It may surprise you to discover the variety of professionals employed by SRBC to fulfill its mission to protect the sustainable use of the river basin's water resources.
The SRBC team includes a variety of scientific specialties—geologists, aquatic biologists, hydrogeologists, water resource engineers and data scientists—as well as policy, communication, and compliance specialists.
Considering a career in the natural sciences? Here is a peek into the many technical jobs that SRBC needs to get the job done.
Aquatic biologists spend many days in streams where they collect water samples to determine what kind of pollution the streams might be receiving. They also collect bugs and fish from the stream using special equipment so that they can tell whether or not a stream supports a healthy aquatic community.
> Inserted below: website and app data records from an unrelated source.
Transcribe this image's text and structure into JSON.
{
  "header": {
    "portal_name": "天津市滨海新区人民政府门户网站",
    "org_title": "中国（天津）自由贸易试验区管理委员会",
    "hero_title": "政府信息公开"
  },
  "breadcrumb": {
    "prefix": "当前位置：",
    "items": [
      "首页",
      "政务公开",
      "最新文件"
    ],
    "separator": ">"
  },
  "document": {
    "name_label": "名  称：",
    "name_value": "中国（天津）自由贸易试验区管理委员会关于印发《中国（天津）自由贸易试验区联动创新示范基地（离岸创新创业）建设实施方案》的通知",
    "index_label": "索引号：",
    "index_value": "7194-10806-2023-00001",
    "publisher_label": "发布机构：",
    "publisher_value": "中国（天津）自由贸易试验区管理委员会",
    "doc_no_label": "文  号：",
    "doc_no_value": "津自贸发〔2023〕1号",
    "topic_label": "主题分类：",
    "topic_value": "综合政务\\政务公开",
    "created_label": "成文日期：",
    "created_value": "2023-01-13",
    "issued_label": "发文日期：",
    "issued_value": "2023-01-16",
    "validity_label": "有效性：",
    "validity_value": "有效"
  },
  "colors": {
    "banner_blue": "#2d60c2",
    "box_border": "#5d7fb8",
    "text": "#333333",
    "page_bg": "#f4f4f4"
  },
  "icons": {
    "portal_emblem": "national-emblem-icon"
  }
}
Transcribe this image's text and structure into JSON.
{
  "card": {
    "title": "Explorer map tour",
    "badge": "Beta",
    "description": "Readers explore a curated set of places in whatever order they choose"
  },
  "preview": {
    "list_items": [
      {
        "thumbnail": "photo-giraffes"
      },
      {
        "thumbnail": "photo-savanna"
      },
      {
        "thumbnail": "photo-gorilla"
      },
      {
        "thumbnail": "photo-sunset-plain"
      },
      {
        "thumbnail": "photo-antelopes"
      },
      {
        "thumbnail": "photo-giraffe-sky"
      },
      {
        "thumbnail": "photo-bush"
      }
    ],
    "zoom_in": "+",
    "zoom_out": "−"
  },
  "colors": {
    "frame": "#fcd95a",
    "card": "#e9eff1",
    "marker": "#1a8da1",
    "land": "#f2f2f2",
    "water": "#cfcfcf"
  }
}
Using the collected data, they create maps and reports to help state agencies protect streams that are fairly healthy and improve the streams that are having water quality problems. They also work with the public to help them appreciate how important streams are in their communities.
Geologists study soil, rock and water to solve problems and help clean up the environment. They use models, maps and other information to characterize groundwater, sinkholes and mines. Geologists also use other skills such as math, chemistry and physics to figure out what is going on beneath the ground surface.
At SRBC, geologists use their skills to clean up mine polluted waters, ensure public and industrial water supplies are available and reliable, and protect against impacts to wetlands and streams.
A hydrogeologist studies the way groundwater moves beneath the surface. At SRBC, the hydrogeologist’s job is to review requests to withdraw large quantities of groundwater for uses such as public water supplies or manufacturing.
Those projects must submit geologic and hydrologic information on the groundwater source (like a well, spring, or quarry) and the area surrounding the source. The hydrogeologist reviews that information to determine if it is accurate and to determine if there is enough groundwater available without affecting other nearby groundwater users or the environment.
Hydrologists study surface water. Since there are more than 49,000 miles of streams in the Susquehanna River Basin, the study of stream and river flow is extremely important.
Compliance Specialists make sure water users are following the rules and not impacting the environment with their water withdrawals. A Compliance Specialist conducts site inspections, studies water use reports and data, and works with companies that aren’t following the rules to make sure they do so in the future. Their goal is protect the Susquehanna River Basin’s water for everyone’s use, including the fish and other aquatic life.
Most of the information about our world contains a geographic location. Geographic Information System (GIS) specialists use computer systems to display and analyze layers of information about a specific location. GIS maps are a powerful tool for data scientists to objectively show relationships between what may seem like unrelated pieces of information about a site
SRBC uses a variety of specialists in information technology to analyze chemical, biological, and habitat data for rivers and streams in the Basin. See the Portals tab at www.srbc.gov.